Finally, online media sources regularly include landscaping and horticulture-related degrees in lists of “worst college majors.” Ouch! While not entirely surprising, these misconceptions caused me some emotional pain because I know many women and men that love the landscape profession and make a very good living in it.

Fortunately, the strategic communications graduate student also recommended specific strategies to improve the public perception of our program. These same strategies apply in marketing your company to young people as a desirable place to work.

First, go where the young people are: social media. This may seem obvious, but the recommendations pointed out that we hadn’t posted on our Instagram page in five months. Why? Because I’m not a heavy social media fan, I don’t generally make social media posts. But from a recruiting standpoint, this is a big mistake.
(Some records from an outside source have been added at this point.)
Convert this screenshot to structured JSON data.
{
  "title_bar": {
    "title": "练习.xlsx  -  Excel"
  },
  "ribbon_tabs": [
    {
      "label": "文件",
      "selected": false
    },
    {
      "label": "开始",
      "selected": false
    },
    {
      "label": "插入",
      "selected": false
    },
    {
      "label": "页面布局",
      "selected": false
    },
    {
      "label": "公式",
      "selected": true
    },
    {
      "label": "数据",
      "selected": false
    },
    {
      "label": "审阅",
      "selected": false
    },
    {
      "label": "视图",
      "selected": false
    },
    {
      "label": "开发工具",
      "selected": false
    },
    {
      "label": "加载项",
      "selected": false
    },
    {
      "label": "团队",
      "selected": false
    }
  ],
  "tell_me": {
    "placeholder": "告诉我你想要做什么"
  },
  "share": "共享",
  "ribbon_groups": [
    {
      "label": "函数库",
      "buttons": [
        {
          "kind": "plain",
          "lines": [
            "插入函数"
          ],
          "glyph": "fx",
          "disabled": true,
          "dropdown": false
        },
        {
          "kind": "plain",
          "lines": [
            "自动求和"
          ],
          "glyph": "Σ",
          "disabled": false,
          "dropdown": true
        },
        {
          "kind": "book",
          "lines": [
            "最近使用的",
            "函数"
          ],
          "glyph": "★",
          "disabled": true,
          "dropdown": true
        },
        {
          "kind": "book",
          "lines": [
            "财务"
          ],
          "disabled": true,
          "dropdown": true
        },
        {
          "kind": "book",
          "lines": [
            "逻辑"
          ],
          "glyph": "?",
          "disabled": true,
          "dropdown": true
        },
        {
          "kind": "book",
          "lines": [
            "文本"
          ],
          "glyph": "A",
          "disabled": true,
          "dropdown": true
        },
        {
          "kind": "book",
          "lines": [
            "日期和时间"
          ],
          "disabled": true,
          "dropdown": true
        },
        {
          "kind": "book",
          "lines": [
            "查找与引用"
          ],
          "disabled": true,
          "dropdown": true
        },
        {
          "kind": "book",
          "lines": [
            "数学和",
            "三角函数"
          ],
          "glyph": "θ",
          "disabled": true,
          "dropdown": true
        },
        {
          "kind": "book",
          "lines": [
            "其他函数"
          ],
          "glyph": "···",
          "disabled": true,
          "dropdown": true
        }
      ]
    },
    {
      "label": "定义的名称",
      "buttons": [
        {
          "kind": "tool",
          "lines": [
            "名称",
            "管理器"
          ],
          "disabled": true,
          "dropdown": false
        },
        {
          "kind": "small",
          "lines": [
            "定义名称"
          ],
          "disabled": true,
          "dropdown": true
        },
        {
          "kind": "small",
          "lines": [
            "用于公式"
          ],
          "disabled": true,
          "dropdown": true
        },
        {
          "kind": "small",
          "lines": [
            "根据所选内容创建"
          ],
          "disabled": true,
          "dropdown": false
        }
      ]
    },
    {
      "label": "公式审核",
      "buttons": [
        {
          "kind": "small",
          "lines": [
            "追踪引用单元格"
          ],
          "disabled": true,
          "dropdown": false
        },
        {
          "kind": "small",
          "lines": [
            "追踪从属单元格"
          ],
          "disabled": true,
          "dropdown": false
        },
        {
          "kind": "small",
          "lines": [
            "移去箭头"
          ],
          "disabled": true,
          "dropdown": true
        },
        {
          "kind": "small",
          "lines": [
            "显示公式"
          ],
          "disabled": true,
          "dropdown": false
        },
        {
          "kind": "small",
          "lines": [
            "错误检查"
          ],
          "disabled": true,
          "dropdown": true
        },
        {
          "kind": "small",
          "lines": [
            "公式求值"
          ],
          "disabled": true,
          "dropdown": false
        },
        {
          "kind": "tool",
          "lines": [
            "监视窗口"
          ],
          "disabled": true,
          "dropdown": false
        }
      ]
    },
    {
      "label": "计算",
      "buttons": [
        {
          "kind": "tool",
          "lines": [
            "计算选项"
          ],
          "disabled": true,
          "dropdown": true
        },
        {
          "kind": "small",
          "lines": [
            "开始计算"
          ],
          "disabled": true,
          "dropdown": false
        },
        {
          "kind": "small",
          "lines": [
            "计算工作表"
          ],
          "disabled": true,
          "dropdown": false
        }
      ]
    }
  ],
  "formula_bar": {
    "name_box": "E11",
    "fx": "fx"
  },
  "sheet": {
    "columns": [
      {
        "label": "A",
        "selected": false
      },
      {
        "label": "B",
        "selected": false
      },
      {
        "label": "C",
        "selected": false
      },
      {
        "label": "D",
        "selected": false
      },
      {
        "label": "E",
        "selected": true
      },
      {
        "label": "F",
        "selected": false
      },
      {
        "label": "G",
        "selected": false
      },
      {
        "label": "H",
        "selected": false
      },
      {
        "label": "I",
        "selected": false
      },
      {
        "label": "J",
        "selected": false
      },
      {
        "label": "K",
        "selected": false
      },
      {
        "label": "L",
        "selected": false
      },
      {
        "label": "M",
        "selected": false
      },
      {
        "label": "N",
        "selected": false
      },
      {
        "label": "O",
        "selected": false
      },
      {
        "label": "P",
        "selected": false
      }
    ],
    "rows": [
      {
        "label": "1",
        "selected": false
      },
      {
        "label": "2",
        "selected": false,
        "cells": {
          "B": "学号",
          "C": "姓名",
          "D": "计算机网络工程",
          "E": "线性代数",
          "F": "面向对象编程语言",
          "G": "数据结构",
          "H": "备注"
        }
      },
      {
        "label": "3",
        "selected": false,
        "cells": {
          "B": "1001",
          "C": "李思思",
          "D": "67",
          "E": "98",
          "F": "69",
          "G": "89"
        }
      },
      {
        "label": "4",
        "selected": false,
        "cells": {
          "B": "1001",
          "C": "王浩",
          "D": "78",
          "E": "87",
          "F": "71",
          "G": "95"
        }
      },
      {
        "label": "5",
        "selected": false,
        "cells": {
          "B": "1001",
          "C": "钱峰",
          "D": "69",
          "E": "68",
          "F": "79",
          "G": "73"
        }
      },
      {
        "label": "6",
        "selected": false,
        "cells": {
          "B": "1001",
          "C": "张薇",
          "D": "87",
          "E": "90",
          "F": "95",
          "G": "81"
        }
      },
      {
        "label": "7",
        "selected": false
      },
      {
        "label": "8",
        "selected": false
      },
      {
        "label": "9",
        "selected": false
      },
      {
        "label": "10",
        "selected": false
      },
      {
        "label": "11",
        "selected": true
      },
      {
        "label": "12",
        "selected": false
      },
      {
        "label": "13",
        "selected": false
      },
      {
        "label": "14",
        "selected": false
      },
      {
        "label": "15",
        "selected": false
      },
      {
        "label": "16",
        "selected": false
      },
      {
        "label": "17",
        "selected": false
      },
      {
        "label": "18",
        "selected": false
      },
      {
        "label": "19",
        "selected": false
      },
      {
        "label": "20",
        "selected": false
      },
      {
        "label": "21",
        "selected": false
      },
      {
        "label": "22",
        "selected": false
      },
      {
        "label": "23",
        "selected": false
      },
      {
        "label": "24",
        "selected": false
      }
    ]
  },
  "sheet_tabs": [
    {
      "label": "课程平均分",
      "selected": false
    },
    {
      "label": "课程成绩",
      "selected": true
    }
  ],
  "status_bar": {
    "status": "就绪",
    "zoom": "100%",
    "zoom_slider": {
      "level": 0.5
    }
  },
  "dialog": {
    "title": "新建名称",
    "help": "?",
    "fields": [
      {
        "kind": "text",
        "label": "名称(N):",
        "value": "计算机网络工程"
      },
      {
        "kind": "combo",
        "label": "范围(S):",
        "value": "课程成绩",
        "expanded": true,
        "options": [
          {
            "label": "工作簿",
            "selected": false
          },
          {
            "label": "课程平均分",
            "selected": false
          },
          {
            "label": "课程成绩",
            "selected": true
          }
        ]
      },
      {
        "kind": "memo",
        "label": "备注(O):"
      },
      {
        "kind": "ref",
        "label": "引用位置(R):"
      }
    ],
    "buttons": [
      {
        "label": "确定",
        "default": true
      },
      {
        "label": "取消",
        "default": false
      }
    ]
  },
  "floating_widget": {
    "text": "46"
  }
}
And what should our message in social media posts be? This is a great question, because we all need to reach potential young employees and their parents.

As you can imagine, 18-22 year-olds view the world differently (and have different priorities) than their parents. But messaging on social media (and website content for that matter) needs to be aligned with values that today’s young adults have. According to a 2018 post by Sarah Kessler on the website Quartz At Work (bit.ly/allenhort2), members of Generation Z want a position that is in line with their social compass (e.g., I want to work outside, be part of a team that cares about me, and want to change the world). They are concerned about the environment and want a high-quality day-to-day experience as well as work-life balance. As a professor, I see numerous ways today’s students pursue these priorities.

Other recommendations to improve public perception of the landscape profession include reinforcing social media messages and strategies on websites, communicate through opinion leaders, and reach key stakeholders (i.e., parents).

How and how often you communicate the message that there are great careers in the landscape profession makes the difference – don’t expect to get maximum return on your investment by only including these messages under the “employment opportunities” section of your website.

Members of Generation Z want a position that is in line with their social compass (e.g., I want to work outside, be part of a team that cares about me, and want to change the world).

Don’t forget the parents.

Marketing to your clients is front and center, and you need to similarly market our profession as a wonderful career. And because opinion leaders have more influence than most of us, it is critical to engage a few of these in promoting your company and careers in landscaping. We have a few well-known graduates of our program that are helping promote our major as a great place to prepare for a career.

Because parents have a significant influence on their children’s decisions about careers, it is important to recognize that you need to market to them as well. According to a recent article by Greg Daugherty in Money magazine (bit.ly/hortallen3) both parents and their kids say that a fulfilling and high paying career is important to them. Unless you convince them of this, they will likely look elsewhere.

In my community, you can become a bus or truck driver within 4-6 weeks at a cost of $4,000-$5,000. Advertised starting compensation ranges from $17-19 per hour. In contrast, a college degree related to the landscaping profession may require 2-4 years and cost tens of thousands of dollars.

The fact that some landscape companies continue to offer starting salaries to college graduates in this same range perpetuates the bias that careers in this profession pay poorly. The point I’m trying to make here is that as long as the public thinks we are poorly compensated, we will have a hard time recruiting people into our profession.

The author is a professor of landscape management at Brigham Young University.